Because the shape of a navel is not genetic but created when the umbilical cord falls off, it can vary between twins – some identical twins even end up with one with an innie and one with an outie. ‘You’ll quickly learn which baby is which but in those first few days when you're sleep deprived and not quite sure which ways is up, you might also want to paint the toenail of one baby so you're sure,' says Dani Diosi, doula and mum of fraternal twin girls (mamaserene.co.uk)
13. On the scent
Dogs are good at knowing who is who. In trials in the Czech Republic, highly trained police dogs were told to pick a specifi c identical twin out of a ‘scent line-up’ using sweat samples – and managed it every time. Exactly how they do it isn’t yet known but it may be something to do with immune system proteins.
14. Don't expect to reach 40 weeks
Twins are more likely to be delivered at 36-37 weeks. Twin babies weigh an average of 5lb 5oz compared to the 7lb 7oz average of single babies.
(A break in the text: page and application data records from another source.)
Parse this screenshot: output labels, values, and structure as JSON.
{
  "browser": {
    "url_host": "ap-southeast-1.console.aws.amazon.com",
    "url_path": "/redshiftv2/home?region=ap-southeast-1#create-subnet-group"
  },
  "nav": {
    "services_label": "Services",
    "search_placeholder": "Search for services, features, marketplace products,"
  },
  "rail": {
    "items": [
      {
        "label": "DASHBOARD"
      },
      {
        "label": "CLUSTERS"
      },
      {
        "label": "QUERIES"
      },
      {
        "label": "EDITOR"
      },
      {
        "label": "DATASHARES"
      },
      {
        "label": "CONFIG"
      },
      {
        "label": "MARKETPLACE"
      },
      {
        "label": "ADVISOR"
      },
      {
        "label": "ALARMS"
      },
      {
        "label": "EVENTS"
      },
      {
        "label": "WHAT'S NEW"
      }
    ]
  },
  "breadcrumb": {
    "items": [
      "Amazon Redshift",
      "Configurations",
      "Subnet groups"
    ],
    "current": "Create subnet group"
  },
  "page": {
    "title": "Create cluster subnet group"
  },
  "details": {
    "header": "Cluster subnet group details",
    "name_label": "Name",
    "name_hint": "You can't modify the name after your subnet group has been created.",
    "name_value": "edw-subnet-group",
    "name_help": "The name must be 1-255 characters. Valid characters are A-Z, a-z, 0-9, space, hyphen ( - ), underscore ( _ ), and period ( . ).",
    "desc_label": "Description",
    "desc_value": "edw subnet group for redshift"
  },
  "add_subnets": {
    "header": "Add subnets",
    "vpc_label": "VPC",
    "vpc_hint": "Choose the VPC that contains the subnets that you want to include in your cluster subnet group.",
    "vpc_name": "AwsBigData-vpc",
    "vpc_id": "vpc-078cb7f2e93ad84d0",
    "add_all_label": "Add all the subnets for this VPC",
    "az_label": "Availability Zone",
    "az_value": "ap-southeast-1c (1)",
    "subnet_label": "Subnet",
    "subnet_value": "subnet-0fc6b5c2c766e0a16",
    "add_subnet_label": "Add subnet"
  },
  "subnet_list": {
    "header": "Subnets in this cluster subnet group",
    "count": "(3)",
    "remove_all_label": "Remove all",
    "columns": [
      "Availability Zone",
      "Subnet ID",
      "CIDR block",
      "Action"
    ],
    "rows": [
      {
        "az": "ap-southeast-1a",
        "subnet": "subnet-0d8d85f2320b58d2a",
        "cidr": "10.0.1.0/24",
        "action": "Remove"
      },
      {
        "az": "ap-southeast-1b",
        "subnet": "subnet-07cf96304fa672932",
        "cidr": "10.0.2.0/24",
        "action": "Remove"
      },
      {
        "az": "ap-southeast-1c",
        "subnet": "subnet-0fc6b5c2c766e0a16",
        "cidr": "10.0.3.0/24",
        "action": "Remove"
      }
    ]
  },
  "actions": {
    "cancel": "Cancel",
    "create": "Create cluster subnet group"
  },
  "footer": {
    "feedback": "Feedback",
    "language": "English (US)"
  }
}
15. Remember BBPP
'It always surprises mums during a twin labour that the babies come out first, then both placentas. Most mums expect baby, placenta, baby, placenta. but once the placenta is delivered the uterus stops contracting, which is no good if there's another baby to deliver,' says Dani Diosi.
16. Twin mums sleep less
‘Without support you may fi nd it hard to get a break. Twins can also be isolating – it’s harder to get out with two. Both these factors can increase risk of PND too,’ says Dr Rachamim. ‘Ask for help. Join your local twin support network, or at least go on twin forums. Also, contact Home Start (home-start.org.uk). This scheme sends a volunteer for three hours every week – and often works with mums with twins.’
17. Twins fight less than others
They may give you more work as babies, but mums of twins may get an easier ride later, according to a study by TAMBA that showed twins had less sibling rivalry and found it easier to entertain themselves than single kids or siblings born further apart.
18. Twins learn to speak a bit later
As much as six to eight months later, say some studies. Once they do start, though, you might not understand what they say to each other: up to 40 per cent of twins create their own language. This is not evidence of genius – or anything more worrying; experts who’ve studied twin speak (aka cryptophasia) say it’s generally mispronunciation of words, or the use of words to represent something specifi c to themselves. For example, if the fi rst time twins see a cat is at the home of your friend Jen, they might call cats ‘Jens’.
19. Twins don't always skip a generation
If you’re a fraternal twin, you’re more likely to have twins yourself. It’s often said that they skip a generation, but this isn’t true. The reason why this is thought to be so is that male twins don’t ovulate and so can’t infl uence whether one or two babies are produced during conception; however they can pass the genetic susceptibility for double ovulation to their daughters, who could then have twins.
20. Hot stuff
Boobs can heat to different temperatures when cuddling twins. Studies at Case Western Reserve Univeristy in Ohio found this quirky little fact. They measured what happened to breast temperature when mums were offering 'kangaroo care' skin-to-skin contact for two babies at a time and found that each breast adjusted its temperature individually to help both babies reach around 37 degrees.